|International Classification||G02B27/28, G02B21/00, G02B21/14|
|Cooperative Classification||G02B21/14, G02B21/0056, G02B27/283|
|European Classification||G02B21/00M4A7C, G02B27/28B, G02B21/14|
|Mar 21, 1988||AS||Assignment|
Owner name: U.S. PHILIPS CORPORATION, 100 EAST 42ND STREET, NY
Free format text: ASSIGNMENT OF ASSIGNORS INTEREST.;ASSIGNOR:BENSCHOP, JOZEF P.H.;REEL/FRAME:004838/0276
Effective date: 19880224

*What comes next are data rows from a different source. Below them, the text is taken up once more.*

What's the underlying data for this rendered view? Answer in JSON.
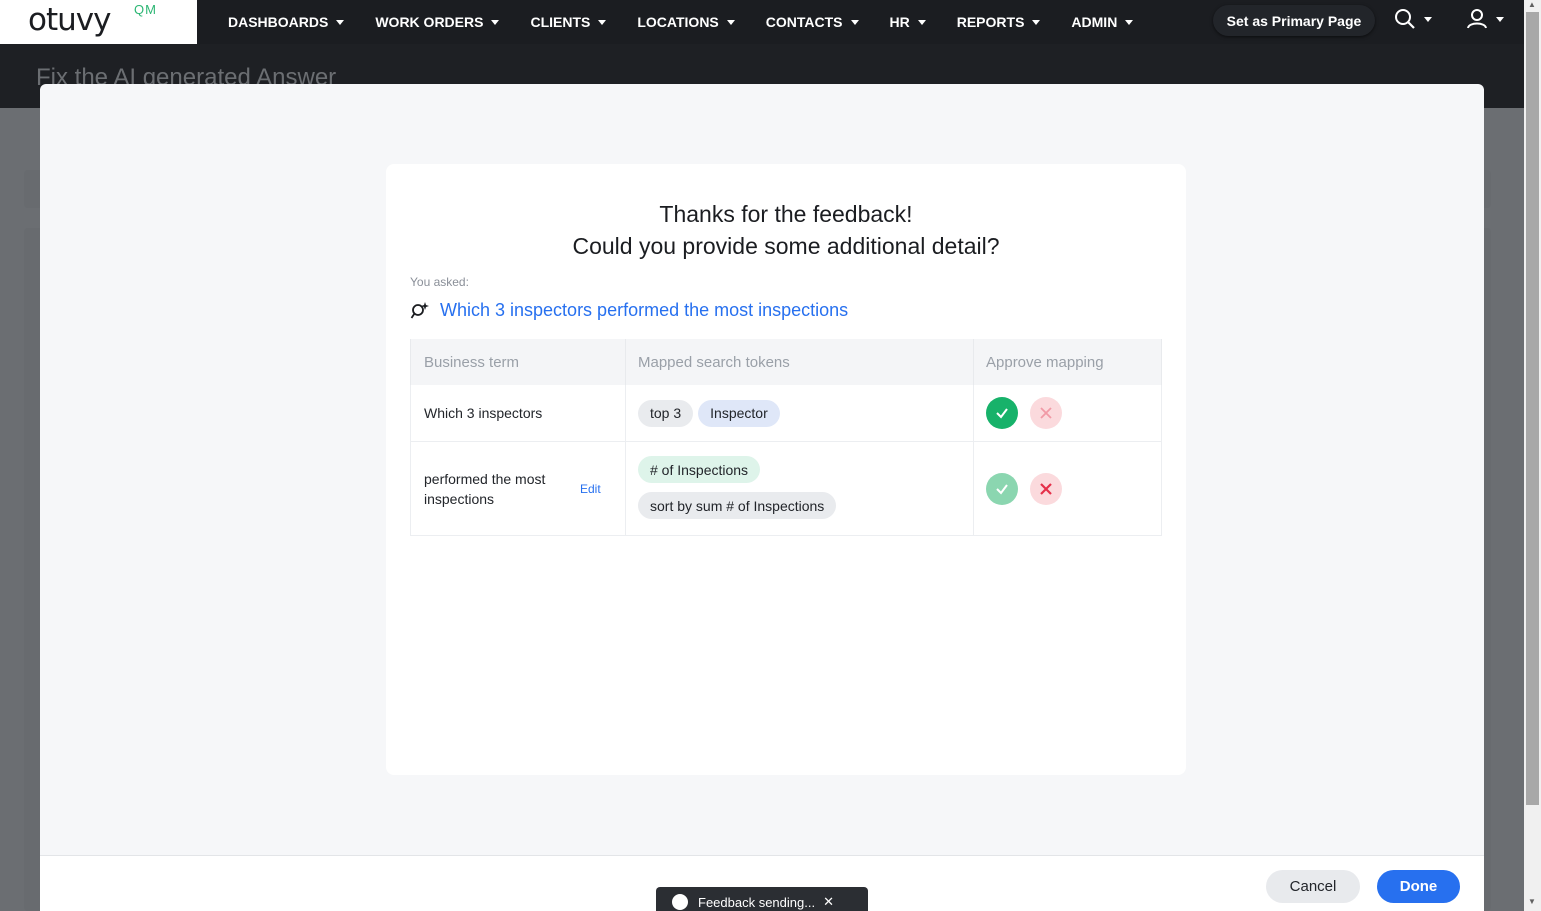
{
  "brand": {
    "logo_text": "otuvy",
    "logo_sup": "QM"
  },
  "nav": {
    "items": [
      {
        "label": "DASHBOARDS"
      },
      {
        "label": "WORK ORDERS"
      },
      {
        "label": "CLIENTS"
      },
      {
        "label": "LOCATIONS"
      },
      {
        "label": "CONTACTS"
      },
      {
        "label": "HR"
      },
      {
        "label": "REPORTS"
      },
      {
        "label": "ADMIN"
      }
    ],
    "primary_page_label": "Set as Primary Page",
    "icons": [
      "search-icon",
      "user-icon"
    ]
  },
  "background_page": {
    "title": "Fix the AI generated Answer"
  },
  "modal": {
    "heading_line1": "Thanks for the feedback!",
    "heading_line2": "Could you provide some additional detail?",
    "asked_label": "You asked:",
    "question": "Which 3 inspectors performed the most inspections",
    "columns": [
      "Business term",
      "Mapped search tokens",
      "Approve mapping"
    ],
    "rows": [
      {
        "term": "Which 3 inspectors",
        "tokens": [
          "top 3",
          "Inspector"
        ],
        "approve_state": "approved"
      },
      {
        "term": "performed the most inspections",
        "edit_label": "Edit",
        "tokens": [
          "# of Inspections",
          "sort by sum # of Inspections"
        ],
        "approve_state": "rejected"
      }
    ],
    "cancel_label": "Cancel",
    "done_label": "Done"
  },
  "toast": {
    "text": "Feedback sending..."
  },
  "colors": {
    "accent": "#2770ef",
    "approve": "#17b26a",
    "reject": "#e5304a",
    "nav_bg": "#1b1d21"
  }
}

Owner name: U.S. PHILIPS CORPORATION, A CORP. OF DE,NEW YORK
Free format text: ASSIGNMENT OF ASSIGNORS INTEREST;ASSIGNOR:BENSCHOP, JOZEF P.H.;REEL/FRAME:004838/0276
Effective date: 19880224
|Jan 4, 1993||FPAY||Fee payment|
Year of fee payment: 4
|Dec 30, 1996||FPAY||Fee payment|
Year of fee payment: 8
|Jan 23, 2001||REMI||Maintenance fee reminder mailed|
|Jul 1, 2001||LAPS||Lapse for failure to pay maintenance fees|
|Sep 4, 2001||FP||Expired due to failure to pay maintenance fee|
Effective date: 20010704